**WORK ITEM**:
Every record below should be copied exactly, with the pictures left out.

*** THE RECORDS Section Begins ***

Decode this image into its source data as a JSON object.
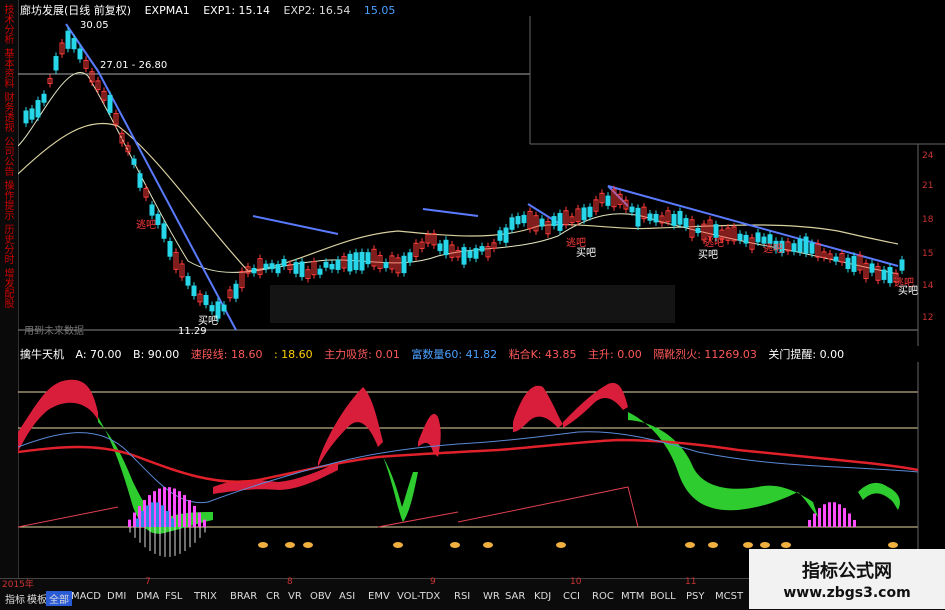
{
  "header": {
    "stock_name": "廊坊发展(日线 前复权)",
    "indicator": "EXPMA1",
    "exp1": "EXP1: 15.14",
    "exp2": "EXP2: 16.54",
    "extra": "15.05"
  },
  "price_labels": {
    "high": "30.05",
    "range": "27.01 - 26.80",
    "low": "11.29"
  },
  "annotations": {
    "buy": "买吧",
    "sell": "逃吧",
    "unused_hint": "用到未来数据"
  },
  "sub_header": {
    "name": "擒牛天机",
    "a": "A: 70.00",
    "b": "B: 90.00",
    "speed": "速段线: 18.60",
    "speed2": ": 18.60",
    "main": "主力吸货: 0.01",
    "wealth": "富数量60: 41.82",
    "margin": "粘合K: 43.85",
    "lift": "主升: 0.00",
    "flame": "隔靴烈火: 11269.03",
    "watch": "关门提醒: 0.00"
  },
  "right_axis": [
    "24",
    "21",
    "18",
    "15",
    "14",
    "12"
  ],
  "left_strip_tabs": [
    "技术分析",
    "基本资料",
    "财务透视",
    "公司公告",
    "操作提示",
    "历史分时",
    "增发配股"
  ],
  "bottom_dates": [
    "2015年",
    "7",
    "8",
    "9",
    "10",
    "11"
  ],
  "bottom_tabs": [
    "指标",
    "模板",
    "全部",
    "MACD",
    "DMI",
    "DMA",
    "FSL",
    "TRIX",
    "BRAR",
    "CR",
    "VR",
    "OBV",
    "ASI",
    "EMV",
    "VOL-TDX",
    "RSI",
    "WR",
    "SAR",
    "KDJ",
    "CCI",
    "ROC",
    "MTM",
    "BOLL",
    "PSY",
    "MCST"
  ],
  "watermark": {
    "title": "指标公式网",
    "url": "www.zbgs3.com"
  },
  "colors": {
    "up": "#ff3b3b",
    "down": "#27d6e8",
    "trend": "#5a7bff",
    "ma": "#d8d0a0",
    "green_fill": "#2ecc2e",
    "red_fill": "#d81e3a",
    "magenta": "#ff4dff"
  }
}
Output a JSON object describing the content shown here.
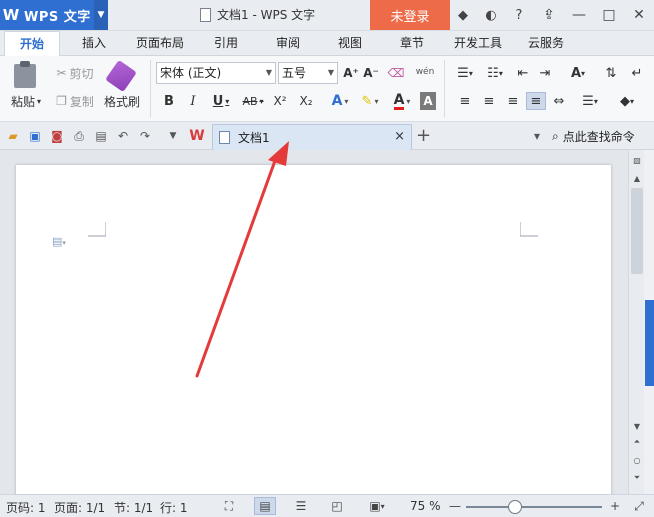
{
  "app": {
    "logo": "W",
    "name": "WPS 文字"
  },
  "window": {
    "document_title": "文档1 - WPS 文字",
    "login_label": "未登录",
    "help_label": "?"
  },
  "menu": {
    "tabs": [
      "开始",
      "插入",
      "页面布局",
      "引用",
      "审阅",
      "视图",
      "章节",
      "开发工具",
      "云服务"
    ],
    "active": "开始"
  },
  "ribbon": {
    "paste_label": "粘贴",
    "cut_label": "剪切",
    "copy_label": "复制",
    "format_painter_label": "格式刷",
    "font_name": "宋体 (正文)",
    "font_size": "五号",
    "bold": "B",
    "italic": "I",
    "underline": "U",
    "strike": "AB",
    "superscript": "X²",
    "subscript": "X₂",
    "text_effect": "A",
    "font_color": "A",
    "pinyin": "wén",
    "grow": "A⁺",
    "shrink": "A⁻"
  },
  "doc_tab": {
    "label": "文档1",
    "close": "×"
  },
  "command_search": "点此查找命令",
  "status": {
    "page": "页码: 1",
    "pages": "页面: 1/1",
    "section": "节: 1/1",
    "line": "行: 1",
    "zoom": "75 %",
    "zoom_level": 75
  },
  "colors": {
    "brand": "#2f6fd1",
    "login": "#ee6b4a",
    "annotation": "#e53a3a"
  }
}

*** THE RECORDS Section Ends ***

**EXERCISE RESULT**:
Decode this image into its source data as a JSON object.
{
  "header": {
    "stock_name": "廊坊发展(日线 前复权)",
    "indicator": "EXPMA1",
    "exp1": "EXP1: 15.14",
    "exp2": "EXP2: 16.54",
    "extra": "15.05"
  },
  "price_labels": {
    "high": "30.05",
    "range": "27.01 - 26.80",
    "low": "11.29"
  },
  "annotations": {
    "buy": "买吧",
    "sell": "逃吧",
    "unused_hint": "用到未来数据"
  },
  "sub_header": {
    "name": "擒牛天机",
    "a": "A: 70.00",
    "b": "B: 90.00",
    "speed": "速段线: 18.60",
    "speed2": ": 18.60",
    "main": "主力吸货: 0.01",
    "wealth": "富数量60: 41.82",
    "margin": "粘合K: 43.85",
    "lift": "主升: 0.00",
    "flame": "隔靴烈火: 11269.03",
    "watch": "关门提醒: 0.00"
  },
  "right_axis": [
    "24",
    "21",
    "18",
    "15",
    "14",
    "12"
  ],
  "left_strip_tabs": [
    "技术分析",
    "基本资料",
    "财务透视",
    "公司公告",
    "操作提示",
    "历史分时",
    "增发配股"
  ],
  "bottom_dates": [
    "2015年",
    "7",
    "8",
    "9",
    "10",
    "11"
  ],
  "bottom_tabs": [
    "指标",
    "模板",
    "全部",
    "MACD",
    "DMI",
    "DMA",
    "FSL",
    "TRIX",
    "BRAR",
    "CR",
    "VR",
    "OBV",
    "ASI",
    "EMV",
    "VOL-TDX",
    "RSI",
    "WR",
    "SAR",
    "KDJ",
    "CCI",
    "ROC",
    "MTM",
    "BOLL",
    "PSY",
    "MCST"
  ],
  "watermark": {
    "title": "指标公式网",
    "url": "www.zbgs3.com"
  },
  "colors": {
    "up": "#ff3b3b",
    "down": "#27d6e8",
    "trend": "#5a7bff",
    "ma": "#d8d0a0",
    "green_fill": "#2ecc2e",
    "red_fill": "#d81e3a",
    "magenta": "#ff4dff"
  }
}
Output a JSON object describing the content shown here.
{
  "app": {
    "logo": "W",
    "name": "WPS 文字"
  },
  "window": {
    "document_title": "文档1 - WPS 文字",
    "login_label": "未登录",
    "help_label": "?"
  },
  "menu": {
    "tabs": [
      "开始",
      "插入",
      "页面布局",
      "引用",
      "审阅",
      "视图",
      "章节",
      "开发工具",
      "云服务"
    ],
    "active": "开始"
  },
  "ribbon": {
    "paste_label": "粘贴",
    "cut_label": "剪切",
    "copy_label": "复制",
    "format_painter_label": "格式刷",
    "font_name": "宋体 (正文)",
    "font_size": "五号",
    "bold": "B",
    "italic": "I",
    "underline": "U",
    "strike": "AB",
    "superscript": "X²",
    "subscript": "X₂",
    "text_effect": "A",
    "font_color": "A",
    "pinyin": "wén",
    "grow": "A⁺",
    "shrink": "A⁻"
  },
  "doc_tab": {
    "label": "文档1",
    "close": "×"
  },
  "command_search": "点此查找命令",
  "status": {
    "page": "页码: 1",
    "pages": "页面: 1/1",
    "section": "节: 1/1",
    "line": "行: 1",
    "zoom": "75 %",
    "zoom_level": 75
  },
  "colors": {
    "brand": "#2f6fd1",
    "login": "#ee6b4a",
    "annotation": "#e53a3a"
  }
}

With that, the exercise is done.